### How to complete this task
Scan the records and identify every line in which the string "text" occurs, then return those lines.

### Entries from a dataset of interfaces
# # #

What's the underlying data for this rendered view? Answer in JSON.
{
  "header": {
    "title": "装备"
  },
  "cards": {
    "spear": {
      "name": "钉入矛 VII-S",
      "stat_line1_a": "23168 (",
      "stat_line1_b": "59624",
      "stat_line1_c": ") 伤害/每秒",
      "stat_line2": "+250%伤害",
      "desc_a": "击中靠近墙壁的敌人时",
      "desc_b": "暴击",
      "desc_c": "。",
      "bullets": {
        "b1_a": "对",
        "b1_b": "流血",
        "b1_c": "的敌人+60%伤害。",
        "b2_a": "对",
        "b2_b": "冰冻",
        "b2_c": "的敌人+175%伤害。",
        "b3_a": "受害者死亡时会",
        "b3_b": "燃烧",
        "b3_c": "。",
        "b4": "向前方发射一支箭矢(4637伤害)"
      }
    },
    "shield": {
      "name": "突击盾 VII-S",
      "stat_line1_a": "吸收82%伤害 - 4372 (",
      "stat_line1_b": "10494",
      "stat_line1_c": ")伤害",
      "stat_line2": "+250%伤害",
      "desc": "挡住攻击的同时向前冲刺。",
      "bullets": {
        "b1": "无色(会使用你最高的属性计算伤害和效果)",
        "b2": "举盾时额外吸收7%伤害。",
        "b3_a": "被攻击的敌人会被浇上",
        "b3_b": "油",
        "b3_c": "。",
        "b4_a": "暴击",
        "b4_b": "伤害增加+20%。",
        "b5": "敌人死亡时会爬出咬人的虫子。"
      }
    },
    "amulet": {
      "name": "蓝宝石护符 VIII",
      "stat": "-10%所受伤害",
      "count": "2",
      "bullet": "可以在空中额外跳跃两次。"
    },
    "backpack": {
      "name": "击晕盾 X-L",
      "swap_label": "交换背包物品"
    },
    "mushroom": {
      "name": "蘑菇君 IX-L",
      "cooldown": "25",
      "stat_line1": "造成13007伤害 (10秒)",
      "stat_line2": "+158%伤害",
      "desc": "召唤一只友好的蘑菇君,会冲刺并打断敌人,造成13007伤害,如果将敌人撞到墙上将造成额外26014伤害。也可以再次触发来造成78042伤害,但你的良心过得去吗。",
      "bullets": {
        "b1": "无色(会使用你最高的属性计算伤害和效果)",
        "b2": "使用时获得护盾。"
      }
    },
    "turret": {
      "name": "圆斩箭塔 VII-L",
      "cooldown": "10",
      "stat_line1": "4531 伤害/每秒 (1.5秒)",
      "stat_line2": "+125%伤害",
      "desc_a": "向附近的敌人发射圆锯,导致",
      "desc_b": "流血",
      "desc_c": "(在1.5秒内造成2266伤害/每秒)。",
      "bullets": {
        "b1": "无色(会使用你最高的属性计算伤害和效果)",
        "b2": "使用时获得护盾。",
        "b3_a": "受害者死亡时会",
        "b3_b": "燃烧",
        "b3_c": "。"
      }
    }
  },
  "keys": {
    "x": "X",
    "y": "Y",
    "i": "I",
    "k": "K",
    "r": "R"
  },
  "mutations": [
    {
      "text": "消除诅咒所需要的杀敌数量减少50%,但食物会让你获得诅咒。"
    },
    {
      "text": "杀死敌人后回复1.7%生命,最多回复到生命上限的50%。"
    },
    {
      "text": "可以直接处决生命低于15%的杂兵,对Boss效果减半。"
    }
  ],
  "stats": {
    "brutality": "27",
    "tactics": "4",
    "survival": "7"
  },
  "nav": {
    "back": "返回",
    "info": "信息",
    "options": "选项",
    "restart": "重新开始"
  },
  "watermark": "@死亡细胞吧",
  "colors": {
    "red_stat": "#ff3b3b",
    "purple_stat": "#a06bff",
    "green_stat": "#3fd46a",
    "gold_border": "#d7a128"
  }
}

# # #

### Answer to the problem
      "text": "消除诅咒所需要的杀敌数量减少50%,但食物会让你获得诅咒。"
      "text": "杀死敌人后回复1.7%生命,最多回复到生命上限的50%。"
      "text": "可以直接处决生命低于15%的杂兵,对Boss效果减半。"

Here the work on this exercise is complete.